## Task input
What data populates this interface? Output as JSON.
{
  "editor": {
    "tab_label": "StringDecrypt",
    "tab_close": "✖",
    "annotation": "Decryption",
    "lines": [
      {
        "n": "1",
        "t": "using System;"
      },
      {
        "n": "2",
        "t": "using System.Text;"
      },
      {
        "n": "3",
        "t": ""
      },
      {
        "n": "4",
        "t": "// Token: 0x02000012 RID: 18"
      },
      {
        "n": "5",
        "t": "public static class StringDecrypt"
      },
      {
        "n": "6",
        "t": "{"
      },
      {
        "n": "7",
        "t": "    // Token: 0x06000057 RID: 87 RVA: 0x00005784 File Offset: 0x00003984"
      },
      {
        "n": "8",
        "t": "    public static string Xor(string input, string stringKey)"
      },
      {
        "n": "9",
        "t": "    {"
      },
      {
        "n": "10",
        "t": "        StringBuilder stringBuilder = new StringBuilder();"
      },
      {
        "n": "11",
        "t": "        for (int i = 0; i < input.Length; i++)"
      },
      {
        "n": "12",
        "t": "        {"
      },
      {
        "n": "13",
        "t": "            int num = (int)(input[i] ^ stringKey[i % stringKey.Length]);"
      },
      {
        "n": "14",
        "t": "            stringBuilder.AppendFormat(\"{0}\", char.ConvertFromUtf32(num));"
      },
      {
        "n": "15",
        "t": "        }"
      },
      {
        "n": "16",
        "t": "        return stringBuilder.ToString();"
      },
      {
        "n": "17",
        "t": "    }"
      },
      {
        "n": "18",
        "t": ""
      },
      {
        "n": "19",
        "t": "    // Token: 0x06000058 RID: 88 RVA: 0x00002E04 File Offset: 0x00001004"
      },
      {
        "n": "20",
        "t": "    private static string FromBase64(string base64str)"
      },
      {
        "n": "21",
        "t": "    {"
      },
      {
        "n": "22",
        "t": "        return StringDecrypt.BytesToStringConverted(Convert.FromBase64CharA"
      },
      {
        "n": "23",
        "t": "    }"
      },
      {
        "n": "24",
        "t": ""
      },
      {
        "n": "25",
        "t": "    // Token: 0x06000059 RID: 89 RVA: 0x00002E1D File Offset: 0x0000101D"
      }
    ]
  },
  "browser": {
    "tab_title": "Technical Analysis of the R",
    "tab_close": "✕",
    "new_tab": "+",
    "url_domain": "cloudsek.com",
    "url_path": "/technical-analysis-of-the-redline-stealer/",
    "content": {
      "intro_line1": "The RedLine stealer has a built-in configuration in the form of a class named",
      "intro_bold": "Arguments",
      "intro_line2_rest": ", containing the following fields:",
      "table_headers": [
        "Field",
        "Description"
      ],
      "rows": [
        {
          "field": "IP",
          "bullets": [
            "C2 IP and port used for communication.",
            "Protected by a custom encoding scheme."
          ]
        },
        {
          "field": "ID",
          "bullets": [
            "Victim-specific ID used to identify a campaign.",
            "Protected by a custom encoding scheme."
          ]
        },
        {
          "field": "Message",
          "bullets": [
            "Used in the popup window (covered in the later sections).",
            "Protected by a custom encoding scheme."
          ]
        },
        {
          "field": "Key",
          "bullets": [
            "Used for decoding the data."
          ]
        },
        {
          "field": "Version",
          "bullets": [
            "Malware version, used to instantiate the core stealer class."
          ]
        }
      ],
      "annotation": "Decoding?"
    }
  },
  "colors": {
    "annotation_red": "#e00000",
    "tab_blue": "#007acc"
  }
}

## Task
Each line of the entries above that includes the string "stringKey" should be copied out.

## Written solution
        "t": "    public static string Xor(string input, string stringKey)"
        "t": "            int num = (int)(input[i] ^ stringKey[i % stringKey.Length]);"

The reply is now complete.